29 Caps for Sunshine Fontes, the most on the roster
51 Players have appeared for the U-17 WNT during the 2017-18 cycle
1121 Played by defender Natalia Staude this year, the most on the team
MORE ON THE U-17 WNT
Next Woman Up: U.S. U-17 WNT Rallies After Injuries
Mark Carr - Developing the Future, presented by Liberty Mutual Insurance
U-17 WWC Brings Four-Year Journey to a Close
U-17 WNT Rides Wild Roller Coaster to 2018 World Cup
Smith Hunter: Work Ethic + Talent = Dream Fulfilled
Patience a Virtue for U-17 WNT GK Julia Dohle
From Hawaii, Sunshine Fontes Has Traveled Many Miles, But She’s Just Getting Started
HEAD COACH MARK CARR: Carr was named head coach for the U.S. U-17 WNT in April 2017. In the full-time position, he is responsible for overseeing all aspects of the U-17 WNT program as he prepares the team for the 2018 FIFA U-17 Women’s World Cup.
- During the current 2017-18 U-17 WNT cycle, Carr has led the team to a 23-2-6 international record. In June, he guided the USA to the 2018 Concacaf Women’s U-17 Championship.
- Carr joined U.S. Soccer in November 2014 as a Development Coach and lead the U-15 Girls’ National Team for two-and-a-half years. Carr coached several of current U-17 WNT players at the U-15 level.
- Carr lead that U-15 Girls’ National Team to its first-ever Concacaf U-15 Girls’ Championship in the USA’s first time participating in the event. The team compiled a 49-0 goal differential and shut out all seven of its opponents.
- Carr came to the Federation after three years as the Girls’ Premier League Director and Technical Director for Lonestar Soccer Club in Austin, Texas.

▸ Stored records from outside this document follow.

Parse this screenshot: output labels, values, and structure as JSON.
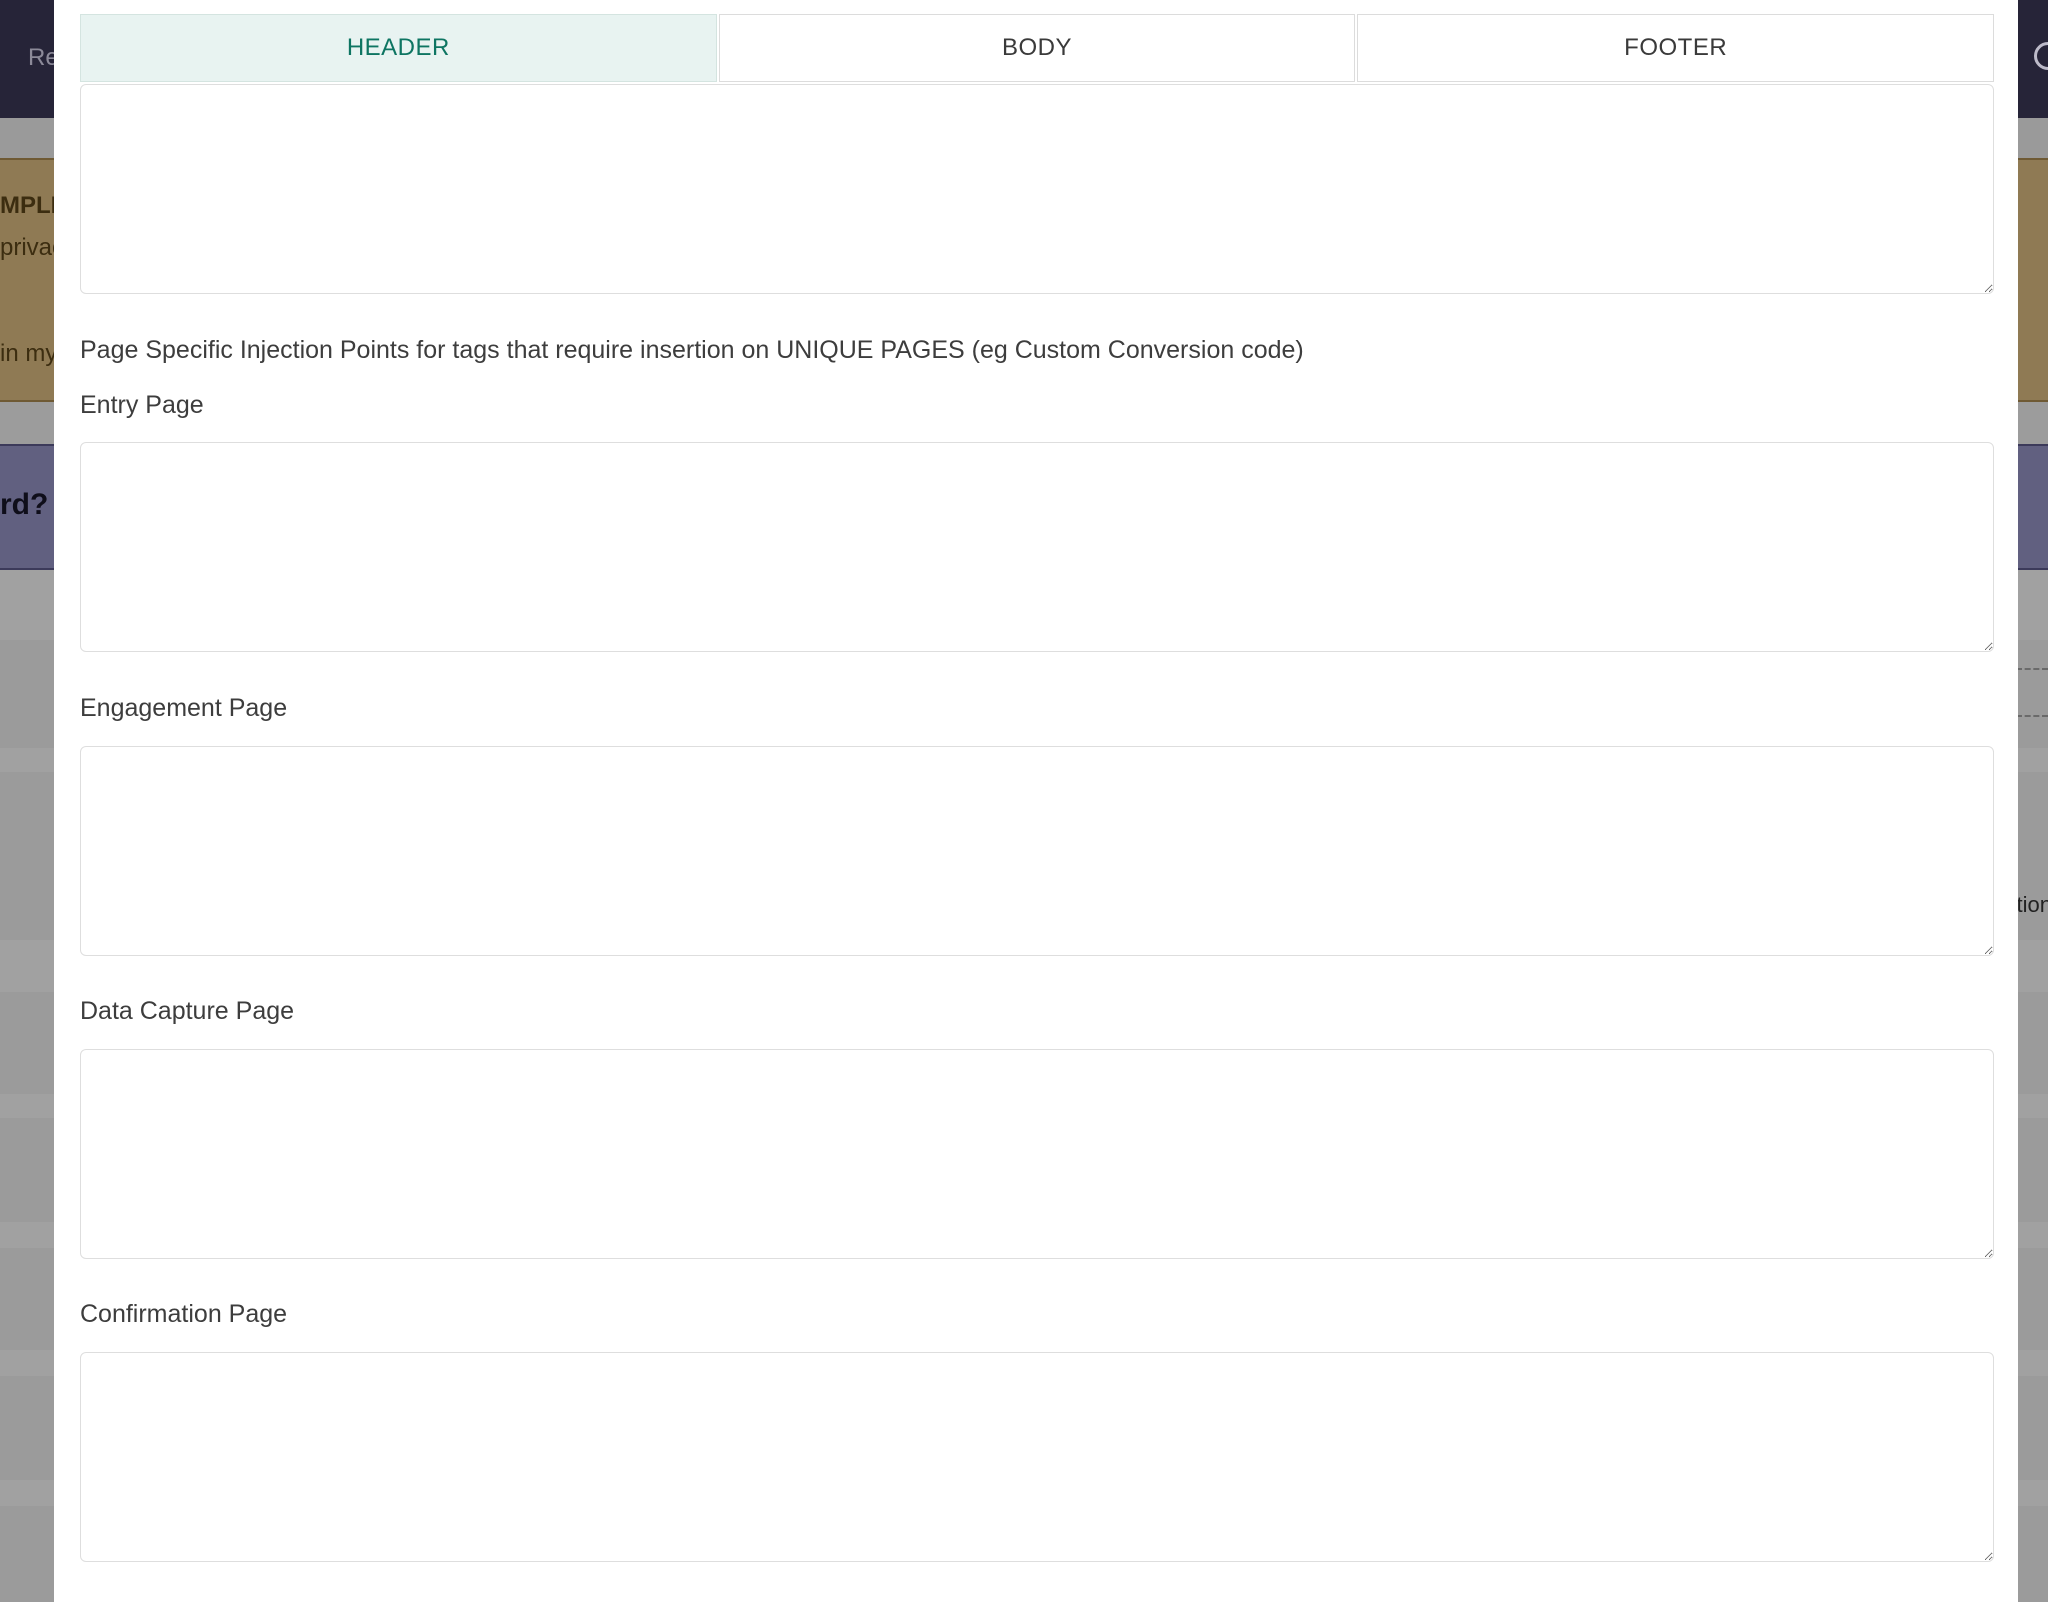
{
  "background": {
    "topbar_text": "Re",
    "compliance_title": "MPLIA",
    "compliance_line1": "privac",
    "compliance_line2": "in my",
    "purple_heading": "rd?",
    "right_text": "tion"
  },
  "tabs": [
    {
      "label": "HEADER",
      "active": true
    },
    {
      "label": "BODY",
      "active": false
    },
    {
      "label": "FOOTER",
      "active": false
    }
  ],
  "main_code": {
    "value": ""
  },
  "injection_note": "Page Specific Injection Points for tags that require insertion on UNIQUE PAGES (eg Custom Conversion code)",
  "fields": [
    {
      "label": "Entry Page",
      "value": ""
    },
    {
      "label": "Engagement Page",
      "value": ""
    },
    {
      "label": "Data Capture Page",
      "value": ""
    },
    {
      "label": "Confirmation Page",
      "value": ""
    }
  ],
  "colors": {
    "active_tab_bg": "#e8f3f1",
    "active_tab_text": "#0e7562"
  }
}
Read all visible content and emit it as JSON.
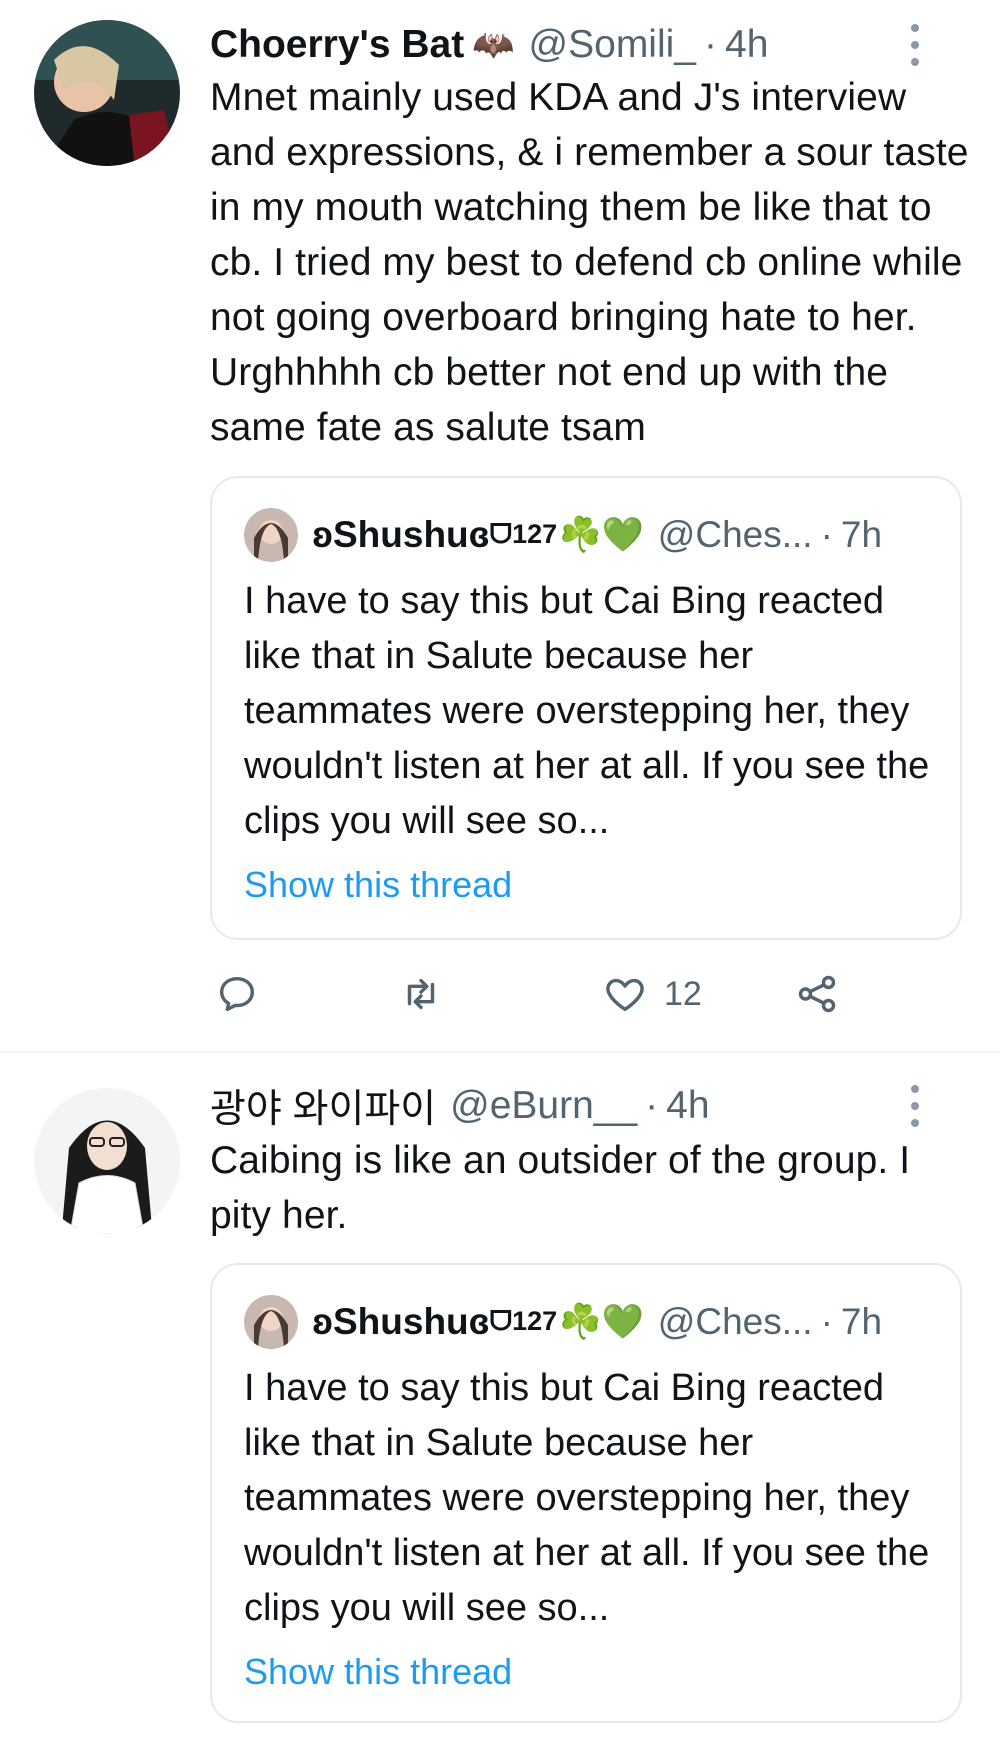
{
  "tweets": [
    {
      "author_name": "Choerry's Bat",
      "author_emoji": "🦇",
      "handle": "@Somili_",
      "separator": "·",
      "time": "4h",
      "text": "Mnet mainly used KDA and J's interview and expressions, & i remember a sour taste in my mouth watching them be like that to cb. I tried my best to defend cb online while not going overboard bringing hate to her. Urghhhhh cb better not end up with the same fate as salute tsam",
      "quote": {
        "author_name": "ʚShushuɞ",
        "badge": "ᗜ127",
        "emojis": "☘️💚",
        "handle": "@Ches...",
        "separator": "·",
        "time": "7h",
        "text": "I have to say this but Cai Bing reacted like that in Salute because her teammates were overstepping her, they wouldn't listen at her at all. If you see the clips you will see so...",
        "link": "Show this thread"
      },
      "actions": {
        "reply_icon": "reply-icon",
        "retweet_icon": "retweet-icon",
        "like_icon": "heart-icon",
        "like_count": "12",
        "share_icon": "share-icon"
      }
    },
    {
      "author_name": "광야 와이파이",
      "handle": "@eBurn__",
      "separator": "·",
      "time": "4h",
      "text": "Caibing is like an outsider of the group. I pity her.",
      "quote": {
        "author_name": "ʚShushuɞ",
        "badge": "ᗜ127",
        "emojis": "☘️💚",
        "handle": "@Ches...",
        "separator": "·",
        "time": "7h",
        "text": "I have to say this but Cai Bing reacted like that in Salute because her teammates were overstepping her, they wouldn't listen at her at all. If you see the clips you will see so...",
        "link": "Show this thread"
      }
    }
  ],
  "colors": {
    "text_primary": "#0f1419",
    "text_secondary": "#536471",
    "link": "#1d9bf0",
    "border": "#e5e9eb"
  }
}
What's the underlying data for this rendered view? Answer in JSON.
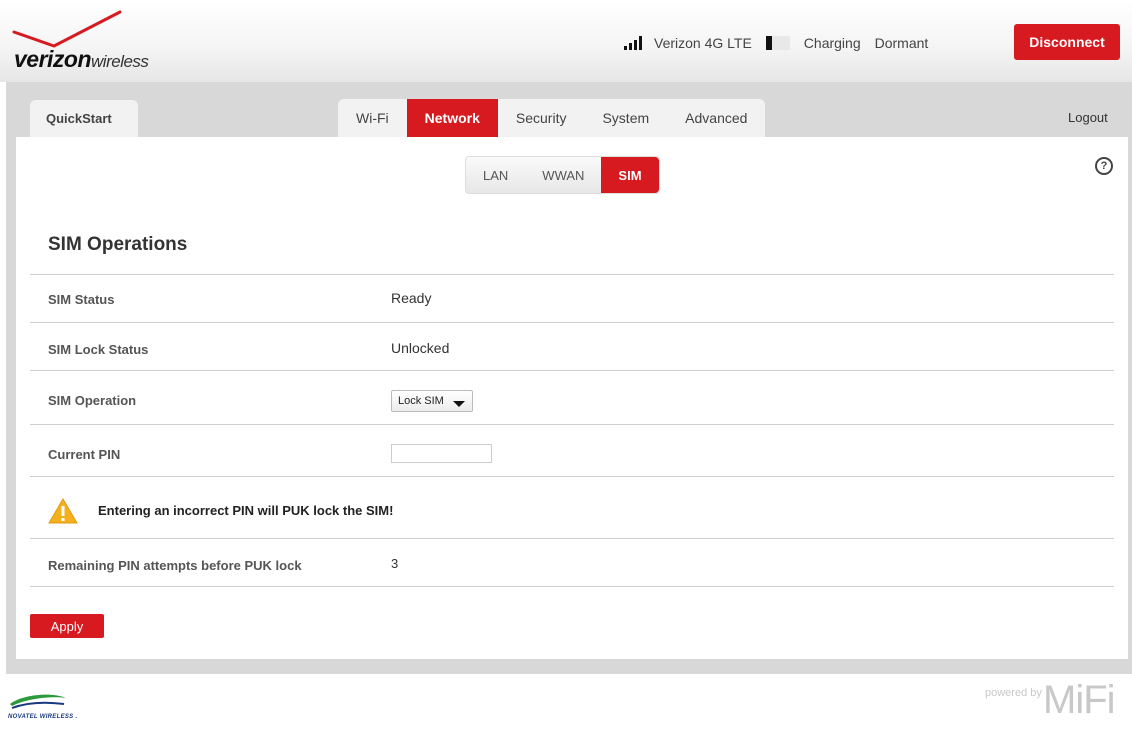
{
  "header": {
    "logo_bold": "verizon",
    "logo_light": "wireless",
    "network": "Verizon 4G LTE",
    "battery_status": "Charging",
    "connection_state": "Dormant",
    "disconnect_label": "Disconnect",
    "signal_icon": "signal-bars-icon",
    "battery_icon": "battery-icon"
  },
  "nav": {
    "quickstart": "QuickStart",
    "tabs": [
      {
        "label": "Wi-Fi"
      },
      {
        "label": "Network"
      },
      {
        "label": "Security"
      },
      {
        "label": "System"
      },
      {
        "label": "Advanced"
      }
    ],
    "active_tab": "Network",
    "logout": "Logout"
  },
  "subnav": {
    "tabs": [
      {
        "label": "LAN"
      },
      {
        "label": "WWAN"
      },
      {
        "label": "SIM"
      }
    ],
    "active": "SIM",
    "help_icon": "?"
  },
  "main": {
    "title": "SIM Operations",
    "rows": [
      {
        "label": "SIM Status",
        "value": "Ready"
      },
      {
        "label": "SIM Lock Status",
        "value": "Unlocked"
      },
      {
        "label": "SIM Operation",
        "value": "Lock SIM"
      },
      {
        "label": "Current PIN",
        "value": ""
      }
    ],
    "warning": "Entering an incorrect PIN will PUK lock the SIM!",
    "attempts_label": "Remaining PIN attempts before PUK lock",
    "attempts_value": "3",
    "apply_label": "Apply"
  },
  "footer": {
    "left_logo_text": "NOVATEL WIRELESS .",
    "right_logo_small": "powered by",
    "right_logo_big": "MiFi"
  },
  "colors": {
    "accent": "#d71920",
    "frame": "#d8d8d8"
  }
}
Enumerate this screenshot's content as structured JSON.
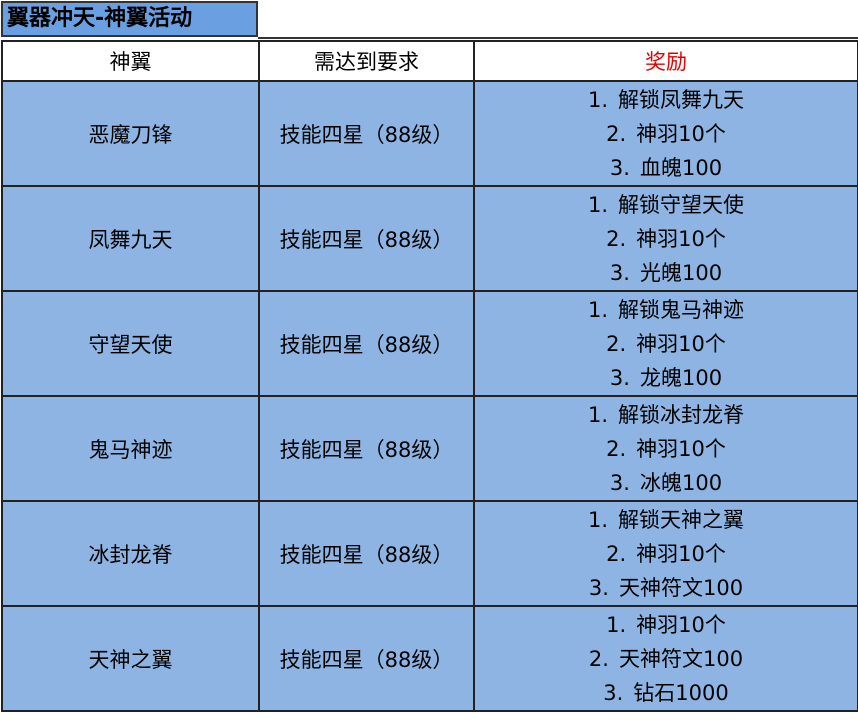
{
  "title": "翼器冲天-神翼活动",
  "headers": {
    "wing": "神翼",
    "requirement": "需达到要求",
    "reward": "奖励"
  },
  "rows": [
    {
      "wing": "恶魔刀锋",
      "requirement": "技能四星（88级）",
      "rewards": [
        {
          "num": "1.",
          "text": "解锁凤舞九天"
        },
        {
          "num": "2.",
          "text": "神羽10个"
        },
        {
          "num": "3.",
          "text": "血魄100"
        }
      ]
    },
    {
      "wing": "凤舞九天",
      "requirement": "技能四星（88级）",
      "rewards": [
        {
          "num": "1.",
          "text": "解锁守望天使"
        },
        {
          "num": "2.",
          "text": "神羽10个"
        },
        {
          "num": "3.",
          "text": "光魄100"
        }
      ]
    },
    {
      "wing": "守望天使",
      "requirement": "技能四星（88级）",
      "rewards": [
        {
          "num": "1.",
          "text": "解锁鬼马神迹"
        },
        {
          "num": "2.",
          "text": "神羽10个"
        },
        {
          "num": "3.",
          "text": "龙魄100"
        }
      ]
    },
    {
      "wing": "鬼马神迹",
      "requirement": "技能四星（88级）",
      "rewards": [
        {
          "num": "1.",
          "text": "解锁冰封龙脊"
        },
        {
          "num": "2.",
          "text": "神羽10个"
        },
        {
          "num": "3.",
          "text": "冰魄100"
        }
      ]
    },
    {
      "wing": "冰封龙脊",
      "requirement": "技能四星（88级）",
      "rewards": [
        {
          "num": "1.",
          "text": "解锁天神之翼"
        },
        {
          "num": "2.",
          "text": "神羽10个"
        },
        {
          "num": "3.",
          "text": "天神符文100"
        }
      ]
    },
    {
      "wing": "天神之翼",
      "requirement": "技能四星（88级）",
      "rewards": [
        {
          "num": "1.",
          "text": "神羽10个"
        },
        {
          "num": "2.",
          "text": "天神符文100"
        },
        {
          "num": "3.",
          "text": "钻石1000"
        }
      ]
    }
  ],
  "colors": {
    "title_bg": "#6a9fe1",
    "row_bg": "#8db4e2",
    "reward_header": "#e60000"
  }
}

He also was active in WNT programs as a scout, running U.S. Soccer National Training Centers and assisting with U-14 GNT camps
- From 2003-2011, Carr worked in the college game, first as an assistant at UCLA to current WNT head coach Jill Ellis from 2003 to 2006, then as head women’s coach at the University of San Francisco from 2007-2011
- Carr’s players at USF earned 16 All-WWC selections. While at UCLA, the Bruins posted an 81-15-5 record, won four conference titles and advanced to four Final Fours.
- A native of England, Carr graduated from Bournemouth University in 2001 with a B.A. in International Marketing. A decorated amateur player, Carr competed on the England School's Representative Team (1996) and played for the Charlton Athletic Youth Team (1995-97).
- Carr has a USSF National “A” License, a USSF National “Goalkeeping” License, an NSCAA Premiere Certification and an English FA Coaching Certificate.
- He resides in Austin, Texas, with his wife, Caroline and two children, Ella Cate (6) and Oliver Scott (3).